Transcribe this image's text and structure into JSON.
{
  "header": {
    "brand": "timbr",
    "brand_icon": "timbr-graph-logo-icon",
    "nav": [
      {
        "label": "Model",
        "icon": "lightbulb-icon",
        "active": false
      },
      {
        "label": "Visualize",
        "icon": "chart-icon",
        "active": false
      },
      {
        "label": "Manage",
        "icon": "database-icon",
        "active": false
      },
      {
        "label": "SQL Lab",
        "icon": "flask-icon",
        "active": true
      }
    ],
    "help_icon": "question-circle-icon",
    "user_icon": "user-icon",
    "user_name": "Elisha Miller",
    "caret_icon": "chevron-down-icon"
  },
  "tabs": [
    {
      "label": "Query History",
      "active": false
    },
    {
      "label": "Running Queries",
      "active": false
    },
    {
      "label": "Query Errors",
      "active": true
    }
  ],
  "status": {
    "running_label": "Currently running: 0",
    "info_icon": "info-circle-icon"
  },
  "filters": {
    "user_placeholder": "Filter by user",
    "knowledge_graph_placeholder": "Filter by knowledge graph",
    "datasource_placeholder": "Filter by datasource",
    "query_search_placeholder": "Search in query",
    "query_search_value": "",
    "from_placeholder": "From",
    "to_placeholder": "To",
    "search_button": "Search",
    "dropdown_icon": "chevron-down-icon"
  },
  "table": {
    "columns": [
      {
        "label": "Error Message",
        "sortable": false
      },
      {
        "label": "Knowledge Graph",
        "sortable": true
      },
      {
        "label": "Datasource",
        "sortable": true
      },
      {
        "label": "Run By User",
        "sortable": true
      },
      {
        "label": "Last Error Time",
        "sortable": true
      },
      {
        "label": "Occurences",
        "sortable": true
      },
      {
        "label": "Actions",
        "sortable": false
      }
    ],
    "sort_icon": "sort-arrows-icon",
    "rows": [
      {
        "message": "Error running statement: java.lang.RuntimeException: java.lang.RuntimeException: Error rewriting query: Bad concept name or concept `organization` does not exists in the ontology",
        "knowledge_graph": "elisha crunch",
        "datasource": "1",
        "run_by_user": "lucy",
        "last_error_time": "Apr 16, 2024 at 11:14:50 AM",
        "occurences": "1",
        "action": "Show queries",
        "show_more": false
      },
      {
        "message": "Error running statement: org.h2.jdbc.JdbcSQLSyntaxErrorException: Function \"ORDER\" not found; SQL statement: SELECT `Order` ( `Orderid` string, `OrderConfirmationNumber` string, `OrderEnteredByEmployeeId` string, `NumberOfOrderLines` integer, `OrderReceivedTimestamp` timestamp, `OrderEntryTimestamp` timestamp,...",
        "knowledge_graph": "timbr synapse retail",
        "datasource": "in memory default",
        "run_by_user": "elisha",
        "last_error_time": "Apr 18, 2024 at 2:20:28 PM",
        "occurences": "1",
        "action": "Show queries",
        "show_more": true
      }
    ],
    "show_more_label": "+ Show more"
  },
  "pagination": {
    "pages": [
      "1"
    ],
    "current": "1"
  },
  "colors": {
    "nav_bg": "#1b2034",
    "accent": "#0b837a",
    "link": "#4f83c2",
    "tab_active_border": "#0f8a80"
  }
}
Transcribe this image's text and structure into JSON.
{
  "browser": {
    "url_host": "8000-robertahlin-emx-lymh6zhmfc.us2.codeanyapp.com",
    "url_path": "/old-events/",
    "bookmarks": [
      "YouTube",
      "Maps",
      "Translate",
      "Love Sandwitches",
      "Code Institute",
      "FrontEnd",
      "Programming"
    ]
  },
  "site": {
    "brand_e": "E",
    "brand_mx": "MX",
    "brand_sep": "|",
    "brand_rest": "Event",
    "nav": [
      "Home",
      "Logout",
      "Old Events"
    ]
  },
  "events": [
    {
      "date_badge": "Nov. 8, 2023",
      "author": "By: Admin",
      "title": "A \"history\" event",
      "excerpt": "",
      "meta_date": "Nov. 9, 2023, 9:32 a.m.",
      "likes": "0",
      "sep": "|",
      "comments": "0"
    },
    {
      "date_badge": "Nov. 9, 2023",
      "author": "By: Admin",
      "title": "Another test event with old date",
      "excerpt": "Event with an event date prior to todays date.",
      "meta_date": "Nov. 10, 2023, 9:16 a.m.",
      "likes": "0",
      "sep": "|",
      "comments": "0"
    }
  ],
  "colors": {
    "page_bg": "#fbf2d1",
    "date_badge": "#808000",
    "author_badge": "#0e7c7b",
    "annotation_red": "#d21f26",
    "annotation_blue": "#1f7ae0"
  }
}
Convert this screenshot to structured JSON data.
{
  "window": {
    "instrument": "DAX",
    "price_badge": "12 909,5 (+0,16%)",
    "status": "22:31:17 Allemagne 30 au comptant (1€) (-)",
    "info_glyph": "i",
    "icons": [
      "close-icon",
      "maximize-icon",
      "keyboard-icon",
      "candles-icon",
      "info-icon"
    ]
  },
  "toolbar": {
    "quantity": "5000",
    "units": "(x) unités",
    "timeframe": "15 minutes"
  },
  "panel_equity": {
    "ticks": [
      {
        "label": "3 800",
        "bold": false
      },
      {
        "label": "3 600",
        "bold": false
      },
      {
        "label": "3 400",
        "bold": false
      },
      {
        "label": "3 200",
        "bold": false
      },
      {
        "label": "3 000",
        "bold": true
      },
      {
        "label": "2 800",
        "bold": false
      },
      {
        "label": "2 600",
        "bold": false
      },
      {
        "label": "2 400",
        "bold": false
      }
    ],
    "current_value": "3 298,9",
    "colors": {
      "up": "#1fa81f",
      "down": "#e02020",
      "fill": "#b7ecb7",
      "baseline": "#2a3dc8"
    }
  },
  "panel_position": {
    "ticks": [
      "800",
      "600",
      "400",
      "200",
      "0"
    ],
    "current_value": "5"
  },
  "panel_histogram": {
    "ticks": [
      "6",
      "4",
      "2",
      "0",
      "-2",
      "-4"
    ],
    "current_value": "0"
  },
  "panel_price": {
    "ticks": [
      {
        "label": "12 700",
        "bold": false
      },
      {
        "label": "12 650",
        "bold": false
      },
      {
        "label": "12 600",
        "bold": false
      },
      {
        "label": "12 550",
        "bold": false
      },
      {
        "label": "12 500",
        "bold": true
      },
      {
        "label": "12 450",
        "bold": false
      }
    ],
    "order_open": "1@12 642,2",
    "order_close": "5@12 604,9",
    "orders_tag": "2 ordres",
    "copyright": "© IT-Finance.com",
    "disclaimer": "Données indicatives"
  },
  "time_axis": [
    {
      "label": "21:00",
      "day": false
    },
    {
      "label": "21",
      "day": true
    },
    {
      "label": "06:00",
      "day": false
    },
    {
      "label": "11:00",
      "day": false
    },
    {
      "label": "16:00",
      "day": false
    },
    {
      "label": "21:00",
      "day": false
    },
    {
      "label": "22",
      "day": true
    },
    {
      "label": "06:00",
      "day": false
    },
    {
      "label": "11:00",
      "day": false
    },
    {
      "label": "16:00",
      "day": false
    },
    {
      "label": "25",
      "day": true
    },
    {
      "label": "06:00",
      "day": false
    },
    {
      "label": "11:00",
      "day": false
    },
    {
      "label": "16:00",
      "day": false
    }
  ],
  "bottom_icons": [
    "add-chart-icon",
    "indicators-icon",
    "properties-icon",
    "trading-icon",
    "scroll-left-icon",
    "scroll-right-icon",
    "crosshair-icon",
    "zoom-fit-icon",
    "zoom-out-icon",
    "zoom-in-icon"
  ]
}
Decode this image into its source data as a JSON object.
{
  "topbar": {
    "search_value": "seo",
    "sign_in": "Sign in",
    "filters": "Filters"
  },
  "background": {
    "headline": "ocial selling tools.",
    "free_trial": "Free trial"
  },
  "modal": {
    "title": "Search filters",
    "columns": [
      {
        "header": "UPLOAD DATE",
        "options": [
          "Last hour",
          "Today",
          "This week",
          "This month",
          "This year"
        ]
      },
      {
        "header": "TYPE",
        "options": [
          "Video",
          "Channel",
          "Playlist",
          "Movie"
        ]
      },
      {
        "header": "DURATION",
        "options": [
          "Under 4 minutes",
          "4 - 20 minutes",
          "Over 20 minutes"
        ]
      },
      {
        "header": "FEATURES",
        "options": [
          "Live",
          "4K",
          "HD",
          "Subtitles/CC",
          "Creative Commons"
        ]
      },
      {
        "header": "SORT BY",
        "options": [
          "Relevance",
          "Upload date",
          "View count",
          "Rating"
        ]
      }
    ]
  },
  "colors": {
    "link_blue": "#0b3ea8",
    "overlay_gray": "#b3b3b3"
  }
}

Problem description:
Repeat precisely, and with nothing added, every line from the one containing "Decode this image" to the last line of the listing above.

Your solution:
Decode this image into its source data as a JSON object.
{
  "topbar": {
    "search_value": "seo",
    "sign_in": "Sign in",
    "filters": "Filters"
  },
  "background": {
    "headline": "ocial selling tools.",
    "free_trial": "Free trial"
  },
  "modal": {
    "title": "Search filters",
    "columns": [
      {
        "header": "UPLOAD DATE",
        "options": [
          "Last hour",
          "Today",
          "This week",
          "This month",
          "This year"
        ]
      },
      {
        "header": "TYPE",
        "options": [
          "Video",
          "Channel",
          "Playlist",
          "Movie"
        ]
      },
      {
        "header": "DURATION",
        "options": [
          "Under 4 minutes",
          "4 - 20 minutes",
          "Over 20 minutes"
        ]
      },
      {
        "header": "FEATURES",
        "options": [
          "Live",
          "4K",
          "HD",
          "Subtitles/CC",
          "Creative Commons"
        ]
      },
      {
        "header": "SORT BY",
        "options": [
          "Relevance",
          "Upload date",
          "View count",
          "Rating"
        ]
      }
    ]
  },
  "colors": {
    "link_blue": "#0b3ea8",
    "overlay_gray": "#b3b3b3"
  }
}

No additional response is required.